▶ _Exercise directions_
Repeat all entries exactly.

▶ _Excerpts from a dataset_
^^^^^^^^

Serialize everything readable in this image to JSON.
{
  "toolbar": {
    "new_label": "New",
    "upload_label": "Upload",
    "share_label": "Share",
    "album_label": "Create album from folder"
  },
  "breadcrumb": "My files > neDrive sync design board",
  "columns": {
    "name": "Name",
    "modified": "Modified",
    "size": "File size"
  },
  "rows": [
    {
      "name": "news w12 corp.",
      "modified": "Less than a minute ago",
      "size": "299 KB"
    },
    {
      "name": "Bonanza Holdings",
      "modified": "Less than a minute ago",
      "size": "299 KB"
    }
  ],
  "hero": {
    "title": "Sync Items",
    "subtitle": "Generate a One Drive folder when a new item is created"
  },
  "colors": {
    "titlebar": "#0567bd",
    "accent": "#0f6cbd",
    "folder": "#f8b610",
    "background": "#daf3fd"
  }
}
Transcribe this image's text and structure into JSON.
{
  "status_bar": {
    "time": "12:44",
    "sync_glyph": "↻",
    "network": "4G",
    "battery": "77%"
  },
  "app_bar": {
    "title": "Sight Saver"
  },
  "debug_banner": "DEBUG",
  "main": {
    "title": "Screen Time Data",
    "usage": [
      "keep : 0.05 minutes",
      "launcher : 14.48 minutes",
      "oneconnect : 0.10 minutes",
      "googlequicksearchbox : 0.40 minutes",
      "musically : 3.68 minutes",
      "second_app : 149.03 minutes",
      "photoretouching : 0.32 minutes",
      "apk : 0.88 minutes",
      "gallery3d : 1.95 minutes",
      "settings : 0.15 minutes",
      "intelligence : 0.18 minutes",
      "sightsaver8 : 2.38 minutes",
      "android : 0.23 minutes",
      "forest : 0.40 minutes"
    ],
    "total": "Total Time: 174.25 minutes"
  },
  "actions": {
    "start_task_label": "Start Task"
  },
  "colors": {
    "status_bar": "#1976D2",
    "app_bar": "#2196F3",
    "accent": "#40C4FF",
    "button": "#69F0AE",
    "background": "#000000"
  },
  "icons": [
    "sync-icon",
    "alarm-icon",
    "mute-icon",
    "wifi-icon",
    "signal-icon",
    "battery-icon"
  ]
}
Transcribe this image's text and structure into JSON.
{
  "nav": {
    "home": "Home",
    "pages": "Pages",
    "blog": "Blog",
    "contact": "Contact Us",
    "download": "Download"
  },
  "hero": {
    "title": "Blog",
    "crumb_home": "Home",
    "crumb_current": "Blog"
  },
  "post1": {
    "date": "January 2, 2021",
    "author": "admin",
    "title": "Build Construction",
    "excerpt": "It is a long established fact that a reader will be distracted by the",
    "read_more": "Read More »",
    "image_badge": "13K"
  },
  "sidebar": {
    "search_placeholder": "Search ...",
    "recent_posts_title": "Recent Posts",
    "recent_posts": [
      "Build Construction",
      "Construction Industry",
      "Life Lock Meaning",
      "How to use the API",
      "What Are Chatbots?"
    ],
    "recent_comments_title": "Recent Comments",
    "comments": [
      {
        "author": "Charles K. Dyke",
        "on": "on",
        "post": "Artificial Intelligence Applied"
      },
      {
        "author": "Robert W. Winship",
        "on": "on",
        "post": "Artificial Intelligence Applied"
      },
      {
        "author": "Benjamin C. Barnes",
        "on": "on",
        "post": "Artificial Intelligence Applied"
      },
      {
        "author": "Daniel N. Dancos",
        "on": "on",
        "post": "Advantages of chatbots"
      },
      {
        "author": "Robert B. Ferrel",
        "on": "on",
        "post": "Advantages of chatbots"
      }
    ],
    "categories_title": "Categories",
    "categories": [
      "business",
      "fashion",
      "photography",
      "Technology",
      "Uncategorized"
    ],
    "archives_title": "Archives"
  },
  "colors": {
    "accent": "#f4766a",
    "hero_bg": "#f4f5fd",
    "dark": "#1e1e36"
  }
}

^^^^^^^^

▶ _Response to the task_
Serialize everything readable in this image to JSON.
{
  "toolbar": {
    "new_label": "New",
    "upload_label": "Upload",
    "share_label": "Share",
    "album_label": "Create album from folder"
  },
  "breadcrumb": "My files > neDrive sync design board",
  "columns": {
    "name": "Name",
    "modified": "Modified",
    "size": "File size"
  },
  "rows": [
    {
      "name": "news w12 corp.",
      "modified": "Less than a minute ago",
      "size": "299 KB"
    },
    {
      "name": "Bonanza Holdings",
      "modified": "Less than a minute ago",
      "size": "299 KB"
    }
  ],
  "hero": {
    "title": "Sync Items",
    "subtitle": "Generate a One Drive folder when a new item is created"
  },
  "colors": {
    "titlebar": "#0567bd",
    "accent": "#0f6cbd",
    "folder": "#f8b610",
    "background": "#daf3fd"
  }
}
Transcribe this image's text and structure into JSON.
{
  "status_bar": {
    "time": "12:44",
    "sync_glyph": "↻",
    "network": "4G",
    "battery": "77%"
  },
  "app_bar": {
    "title": "Sight Saver"
  },
  "debug_banner": "DEBUG",
  "main": {
    "title": "Screen Time Data",
    "usage": [
      "keep : 0.05 minutes",
      "launcher : 14.48 minutes",
      "oneconnect : 0.10 minutes",
      "googlequicksearchbox : 0.40 minutes",
      "musically : 3.68 minutes",
      "second_app : 149.03 minutes",
      "photoretouching : 0.32 minutes",
      "apk : 0.88 minutes",
      "gallery3d : 1.95 minutes",
      "settings : 0.15 minutes",
      "intelligence : 0.18 minutes",
      "sightsaver8 : 2.38 minutes",
      "android : 0.23 minutes",
      "forest : 0.40 minutes"
    ],
    "total": "Total Time: 174.25 minutes"
  },
  "actions": {
    "start_task_label": "Start Task"
  },
  "colors": {
    "status_bar": "#1976D2",
    "app_bar": "#2196F3",
    "accent": "#40C4FF",
    "button": "#69F0AE",
    "background": "#000000"
  },
  "icons": [
    "sync-icon",
    "alarm-icon",
    "mute-icon",
    "wifi-icon",
    "signal-icon",
    "battery-icon"
  ]
}
Transcribe this image's text and structure into JSON.
{
  "nav": {
    "home": "Home",
    "pages": "Pages",
    "blog": "Blog",
    "contact": "Contact Us",
    "download": "Download"
  },
  "hero": {
    "title": "Blog",
    "crumb_home": "Home",
    "crumb_current": "Blog"
  },
  "post1": {
    "date": "January 2, 2021",
    "author": "admin",
    "title": "Build Construction",
    "excerpt": "It is a long established fact that a reader will be distracted by the",
    "read_more": "Read More »",
    "image_badge": "13K"
  },
  "sidebar": {
    "search_placeholder": "Search ...",
    "recent_posts_title": "Recent Posts",
    "recent_posts": [
      "Build Construction",
      "Construction Industry",
      "Life Lock Meaning",
      "How to use the API",
      "What Are Chatbots?"
    ],
    "recent_comments_title": "Recent Comments",
    "comments": [
      {
        "author": "Charles K. Dyke",
        "on": "on",
        "post": "Artificial Intelligence Applied"
      },
      {
        "author": "Robert W. Winship",
        "on": "on",
        "post": "Artificial Intelligence Applied"
      },
      {
        "author": "Benjamin C. Barnes",
        "on": "on",
        "post": "Artificial Intelligence Applied"
      },
      {
        "author": "Daniel N. Dancos",
        "on": "on",
        "post": "Advantages of chatbots"
      },
      {
        "author": "Robert B. Ferrel",
        "on": "on",
        "post": "Advantages of chatbots"
      }
    ],
    "categories_title": "Categories",
    "categories": [
      "business",
      "fashion",
      "photography",
      "Technology",
      "Uncategorized"
    ],
    "archives_title": "Archives"
  },
  "colors": {
    "accent": "#f4766a",
    "hero_bg": "#f4f5fd",
    "dark": "#1e1e36"
  }
}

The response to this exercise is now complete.